Joaquim Phoenix is of course terrific as the title character, a well-meaning but extremely anxious man whose fragile existence is shattered by the death of his narcissistic mother. He sets out to bury her body, but must first navigate the scary world around him. And boy is the world a scary place.
To describe the plot of Beau is Afraid is about as easy as it is to nail it to a genre, but needless to say this is a strange, strange movie that is simultaneously dark and extremely silly. It’s twisted, but explosively funny too–though I imagine the vast majority of people could just as easily slog through as much of this thing as they could handle without even evoking a chuckle, and then walk out and demand their money back from the wide-eyed teenager at the ticket booth.

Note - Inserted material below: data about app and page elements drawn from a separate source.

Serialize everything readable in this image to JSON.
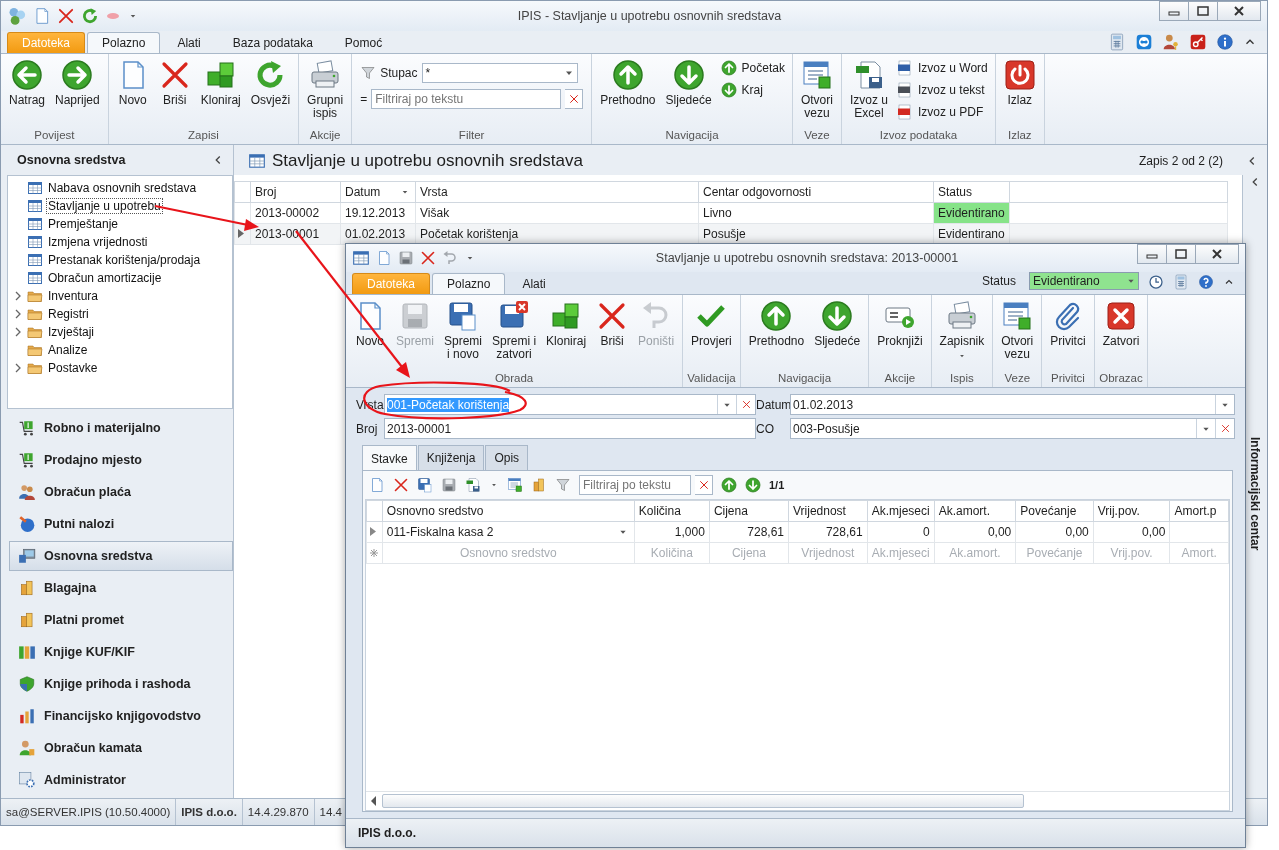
{
  "main_window": {
    "title": "IPIS - Stavljanje u upotrebu osnovnih sredstava"
  },
  "ribbon_tabs": [
    {
      "label": "Datoteka",
      "kind": "file",
      "selected": false
    },
    {
      "label": "Polazno",
      "kind": "tab",
      "selected": true
    },
    {
      "label": "Alati",
      "kind": "tab",
      "selected": false
    },
    {
      "label": "Baza podataka",
      "kind": "tab",
      "selected": false
    },
    {
      "label": "Pomoć",
      "kind": "tab",
      "selected": false
    }
  ],
  "ribbon": [
    {
      "label": "Povijest",
      "items": [
        {
          "kind": "large",
          "label": "Natrag"
        },
        {
          "kind": "large",
          "label": "Naprijed"
        }
      ]
    },
    {
      "label": "Zapisi",
      "items": [
        {
          "kind": "large",
          "label": "Novo"
        },
        {
          "kind": "large",
          "label": "Briši"
        },
        {
          "kind": "large",
          "label": "Kloniraj"
        },
        {
          "kind": "large",
          "label": "Osvježi"
        }
      ]
    },
    {
      "label": "Akcije",
      "items": [
        {
          "kind": "large",
          "label": "Grupni\nispis"
        }
      ]
    },
    {
      "label": "Filter",
      "items": [
        {
          "kind": "filter",
          "column_label": "Stupac",
          "column_value": "*",
          "operator": "=",
          "placeholder": "Filtriraj po tekstu"
        }
      ]
    },
    {
      "label": "Navigacija",
      "items": [
        {
          "kind": "large",
          "label": "Prethodno"
        },
        {
          "kind": "large",
          "label": "Sljedeće"
        },
        {
          "kind": "small",
          "label": "Početak"
        },
        {
          "kind": "small",
          "label": "Kraj"
        }
      ]
    },
    {
      "label": "Veze",
      "items": [
        {
          "kind": "large",
          "label": "Otvori\nvezu"
        }
      ]
    },
    {
      "label": "Izvoz podataka",
      "items": [
        {
          "kind": "large",
          "label": "Izvoz u\nExcel"
        },
        {
          "kind": "small",
          "label": "Izvoz u Word"
        },
        {
          "kind": "small",
          "label": "Izvoz u tekst"
        },
        {
          "kind": "small",
          "label": "Izvoz u PDF"
        }
      ]
    },
    {
      "label": "Izlaz",
      "items": [
        {
          "kind": "large",
          "label": "Izlaz"
        }
      ]
    }
  ],
  "sidebar": {
    "title": "Osnovna sredstva",
    "tree": [
      {
        "label": "Nabava osnovnih sredstava",
        "kind": "form",
        "expandable": false,
        "selected": false
      },
      {
        "label": "Stavljanje u upotrebu",
        "kind": "form",
        "expandable": false,
        "selected": true
      },
      {
        "label": "Premještanje",
        "kind": "form",
        "expandable": false,
        "selected": false
      },
      {
        "label": "Izmjena vrijednosti",
        "kind": "form",
        "expandable": false,
        "selected": false
      },
      {
        "label": "Prestanak korištenja/prodaja",
        "kind": "form",
        "expandable": false,
        "selected": false
      },
      {
        "label": "Obračun amortizacije",
        "kind": "form",
        "expandable": false,
        "selected": false
      },
      {
        "label": "Inventura",
        "kind": "folder",
        "expandable": true,
        "selected": false
      },
      {
        "label": "Registri",
        "kind": "folder",
        "expandable": true,
        "selected": false
      },
      {
        "label": "Izvještaji",
        "kind": "folder",
        "expandable": true,
        "selected": false
      },
      {
        "label": "Analize",
        "kind": "folder",
        "expandable": false,
        "selected": false
      },
      {
        "label": "Postavke",
        "kind": "folder",
        "expandable": true,
        "selected": false
      }
    ],
    "modules": [
      {
        "label": "Robno i materijalno",
        "selected": false
      },
      {
        "label": "Prodajno mjesto",
        "selected": false
      },
      {
        "label": "Obračun plaća",
        "selected": false
      },
      {
        "label": "Putni nalozi",
        "selected": false
      },
      {
        "label": "Osnovna sredstva",
        "selected": true
      },
      {
        "label": "Blagajna",
        "selected": false
      },
      {
        "label": "Platni promet",
        "selected": false
      },
      {
        "label": "Knjige KUF/KIF",
        "selected": false
      },
      {
        "label": "Knjige prihoda i rashoda",
        "selected": false
      },
      {
        "label": "Financijsko knjigovodstvo",
        "selected": false
      },
      {
        "label": "Obračun kamata",
        "selected": false
      },
      {
        "label": "Administrator",
        "selected": false
      }
    ]
  },
  "content": {
    "title": "Stavljanje u upotrebu osnovnih sredstava",
    "record_info": "Zapis 2 od 2 (2)",
    "table": {
      "columns": [
        {
          "label": "Broj",
          "kind": "text",
          "sorted": false
        },
        {
          "label": "Datum",
          "kind": "text",
          "sorted": true
        },
        {
          "label": "Vrsta",
          "kind": "text",
          "sorted": false
        },
        {
          "label": "Centar odgovornosti",
          "kind": "text",
          "sorted": false
        },
        {
          "label": "Status",
          "kind": "status",
          "sorted": false
        }
      ],
      "rows": [
        {
          "selected": false,
          "cells": [
            "2013-00002",
            "19.12.2013",
            "Višak",
            "Livno",
            "Evidentirano"
          ]
        },
        {
          "selected": true,
          "cells": [
            "2013-00001",
            "01.02.2013",
            "Početak korištenja",
            "Posušje",
            "Evidentirano"
          ]
        }
      ]
    }
  },
  "info_panel": {
    "label": "Informacijski centar"
  },
  "status_bar": [
    {
      "text": "sa@SERVER.IPIS (10.50.4000)",
      "kind": "info"
    },
    {
      "text": "IPIS d.o.o.",
      "kind": "company"
    },
    {
      "text": "14.4.29.870",
      "kind": "info"
    },
    {
      "text": "14.4",
      "kind": "info"
    }
  ],
  "child_window": {
    "title": "Stavljanje u upotrebu osnovnih sredstava: 2013-00001",
    "tabs": [
      {
        "label": "Datoteka",
        "kind": "file",
        "selected": false
      },
      {
        "label": "Polazno",
        "kind": "tab",
        "selected": true
      },
      {
        "label": "Alati",
        "kind": "tab",
        "selected": false
      }
    ],
    "status_label": "Status",
    "status_value": "Evidentirano",
    "ribbon": [
      {
        "label": "Obrada",
        "items": [
          {
            "kind": "large",
            "label": "Novo",
            "disabled": false
          },
          {
            "kind": "large",
            "label": "Spremi",
            "disabled": true
          },
          {
            "kind": "large",
            "label": "Spremi\ni novo",
            "disabled": false
          },
          {
            "kind": "large",
            "label": "Spremi i\nzatvori",
            "disabled": false
          },
          {
            "kind": "large",
            "label": "Kloniraj",
            "disabled": false
          },
          {
            "kind": "large",
            "label": "Briši",
            "disabled": false
          },
          {
            "kind": "large",
            "label": "Poništi",
            "disabled": true
          }
        ]
      },
      {
        "label": "Validacija",
        "items": [
          {
            "kind": "large",
            "label": "Provjeri",
            "disabled": false
          }
        ]
      },
      {
        "label": "Navigacija",
        "items": [
          {
            "kind": "large",
            "label": "Prethodno",
            "disabled": false
          },
          {
            "kind": "large",
            "label": "Sljedeće",
            "disabled": false
          }
        ]
      },
      {
        "label": "Akcije",
        "items": [
          {
            "kind": "large",
            "label": "Proknjiži",
            "disabled": false
          }
        ]
      },
      {
        "label": "Ispis",
        "items": [
          {
            "kind": "dropdown",
            "label": "Zapisnik",
            "disabled": false
          }
        ]
      },
      {
        "label": "Veze",
        "items": [
          {
            "kind": "large",
            "label": "Otvori\nvezu",
            "disabled": false
          }
        ]
      },
      {
        "label": "Privitci",
        "items": [
          {
            "kind": "large",
            "label": "Privitci",
            "disabled": false
          }
        ]
      },
      {
        "label": "Obrazac",
        "items": [
          {
            "kind": "large",
            "label": "Zatvori",
            "disabled": false
          }
        ]
      }
    ],
    "form": [
      {
        "label": "Vrsta",
        "value": "001-Početak korištenja",
        "kind": "lookup",
        "selected": true
      },
      {
        "label": "Datum",
        "value": "01.02.2013",
        "kind": "date",
        "selected": false
      },
      {
        "label": "Broj",
        "value": "2013-00001",
        "kind": "text",
        "selected": false
      },
      {
        "label": "CO",
        "value": "003-Posušje",
        "kind": "lookup",
        "selected": false
      }
    ],
    "detail_tabs": [
      {
        "label": "Stavke",
        "selected": true
      },
      {
        "label": "Knjiženja",
        "selected": false
      },
      {
        "label": "Opis",
        "selected": false
      }
    ],
    "toolbar": {
      "filter_placeholder": "Filtriraj po tekstu",
      "page": "1/1"
    },
    "grid": {
      "columns": [
        {
          "label": "Osnovno sredstvo",
          "kind": "lookup"
        },
        {
          "label": "Količina",
          "kind": "number"
        },
        {
          "label": "Cijena",
          "kind": "number"
        },
        {
          "label": "Vrijednost",
          "kind": "number"
        },
        {
          "label": "Ak.mjeseci",
          "kind": "number"
        },
        {
          "label": "Ak.amort.",
          "kind": "number"
        },
        {
          "label": "Povećanje",
          "kind": "number"
        },
        {
          "label": "Vrij.pov.",
          "kind": "number"
        },
        {
          "label": "Amort.p",
          "kind": "number"
        }
      ],
      "rows": [
        {
          "cells": [
            "011-Fiskalna kasa 2",
            "1,000",
            "728,61",
            "728,61",
            "0",
            "0,00",
            "0,00",
            "0,00",
            ""
          ]
        }
      ],
      "new_row": [
        "Osnovno sredstvo",
        "Količina",
        "Cijena",
        "Vrijednost",
        "Ak.mjeseci",
        "Ak.amort.",
        "Povećanje",
        "Vrij.pov.",
        "Amort."
      ]
    },
    "status_bar": "IPIS d.o.o."
  }
}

Beau is Afraid is very much a movie of excess, a prime example of what happens when a heralded director is left unleashed and unbound. It’s self indulgent and pretentious, a movie where Ari Aster (Hereditary) early on declared he’s not going to give a fuck and literally decided to give zero of them. It’s bombastic and insane, but with its highs comes lows.
The first 90 minutes, while still drawn out at times, had me hooked; I wouldn’t say I was loving it, but I was loving parts of it. But as each scene passes, as Aster lets the camera linger just a little too long over and over again, the squirming sets in. The time checking begins. The frustrating acknowledgement that deep into the movie you still have over an hour left becomes reality. Beau is Afraid is never boring, but it sure as hell seems as though Aster is trying his best to wear even his most loyal audience down to the nub.
The climax doesn’t help. Though very much a movie that is more about the journey than the destination, Beau is Afraid has one of the worst endings I’ve seen in quite some time. Maybe it’s that after three hours you just want the damn thing to end, but its final moments are horrendously awful–and I’m not even talking about the giant penis monster.
Beau is Afraid is bold. Weird. Hypnotic. Hilarious. Joaquim Phoenix is great. And yet Aster’s delusional epic is so drawn out, so inaccessible, it’s nearly impossible to recommend.
Review by Erik Samdahl unless otherwise indicated.